== Segment start ==
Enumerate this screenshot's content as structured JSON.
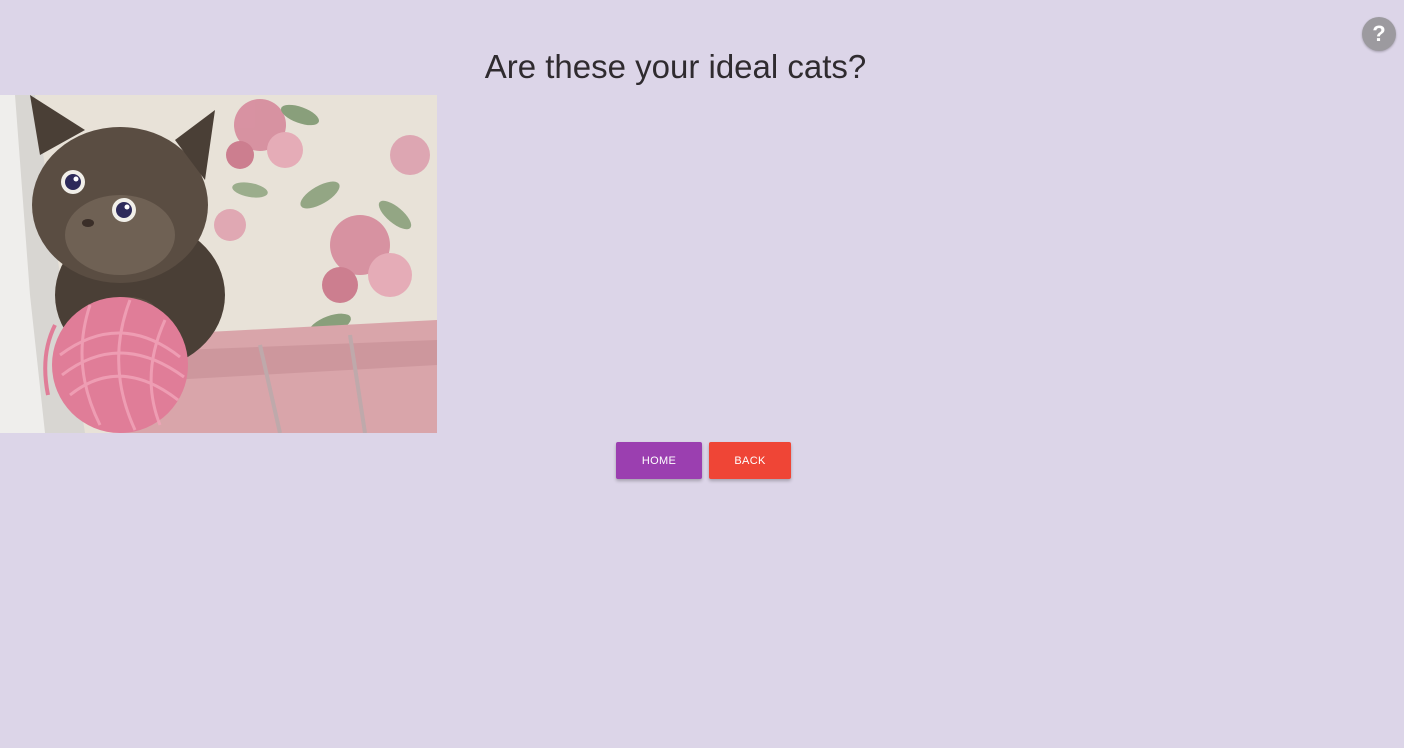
{
  "help": {
    "label": "?"
  },
  "page": {
    "title": "Are these your ideal cats?"
  },
  "actions": {
    "home_label": "HOME",
    "back_label": "BACK"
  },
  "colors": {
    "background": "#dcd5e8",
    "title_text": "#2f2b2f",
    "home_button": "#9b3fb0",
    "back_button": "#ef4536",
    "help_button": "#9c9a9f"
  }
}
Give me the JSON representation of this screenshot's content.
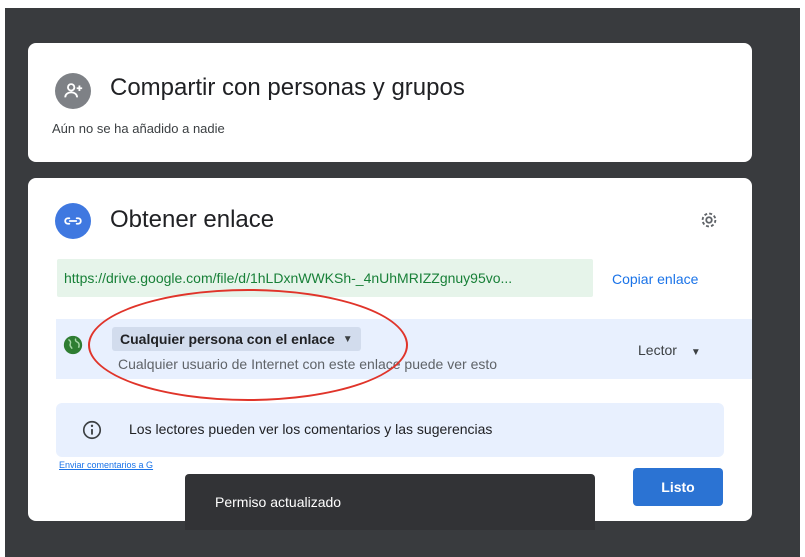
{
  "share": {
    "title": "Compartir con personas y grupos",
    "empty_text": "Aún no se ha añadido a nadie",
    "icon": "person-add-icon"
  },
  "link": {
    "title": "Obtener enlace",
    "icon": "link-icon",
    "settings_icon": "gear-icon",
    "url": "https://drive.google.com/file/d/1hLDxnWWKSh-_4nUhMRIZZgnuy95vo...",
    "copy_label": "Copiar enlace",
    "access_level": "Cualquier persona con el enlace",
    "access_description": "Cualquier usuario de Internet con este enlace puede ver esto",
    "role": "Lector",
    "info_text": "Los lectores pueden ver los comentarios y las sugerencias",
    "feedback_label": "Enviar comentarios a G",
    "done_label": "Listo"
  },
  "toast": {
    "text": "Permiso actualizado"
  },
  "colors": {
    "backdrop": "#393b3e",
    "primary": "#1a73e8",
    "url_background": "#e6f4ea",
    "url_text": "#188038",
    "highlight_row": "#e8f0fe",
    "annotation": "#e0342a",
    "toast_background": "#323336"
  }
}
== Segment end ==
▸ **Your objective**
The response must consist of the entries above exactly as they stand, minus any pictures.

▸ **Solution below**
Enumerate this screenshot's content as structured JSON.
{
  "help": {
    "label": "?"
  },
  "page": {
    "title": "Are these your ideal cats?"
  },
  "actions": {
    "home_label": "HOME",
    "back_label": "BACK"
  },
  "colors": {
    "background": "#dcd5e8",
    "title_text": "#2f2b2f",
    "home_button": "#9b3fb0",
    "back_button": "#ef4536",
    "help_button": "#9c9a9f"
  }
}
Give me the JSON representation of this screenshot's content.
{
  "share": {
    "title": "Compartir con personas y grupos",
    "empty_text": "Aún no se ha añadido a nadie",
    "icon": "person-add-icon"
  },
  "link": {
    "title": "Obtener enlace",
    "icon": "link-icon",
    "settings_icon": "gear-icon",
    "url": "https://drive.google.com/file/d/1hLDxnWWKSh-_4nUhMRIZZgnuy95vo...",
    "copy_label": "Copiar enlace",
    "access_level": "Cualquier persona con el enlace",
    "access_description": "Cualquier usuario de Internet con este enlace puede ver esto",
    "role": "Lector",
    "info_text": "Los lectores pueden ver los comentarios y las sugerencias",
    "feedback_label": "Enviar comentarios a G",
    "done_label": "Listo"
  },
  "toast": {
    "text": "Permiso actualizado"
  },
  "colors": {
    "backdrop": "#393b3e",
    "primary": "#1a73e8",
    "url_background": "#e6f4ea",
    "url_text": "#188038",
    "highlight_row": "#e8f0fe",
    "annotation": "#e0342a",
    "toast_background": "#323336"
  }
}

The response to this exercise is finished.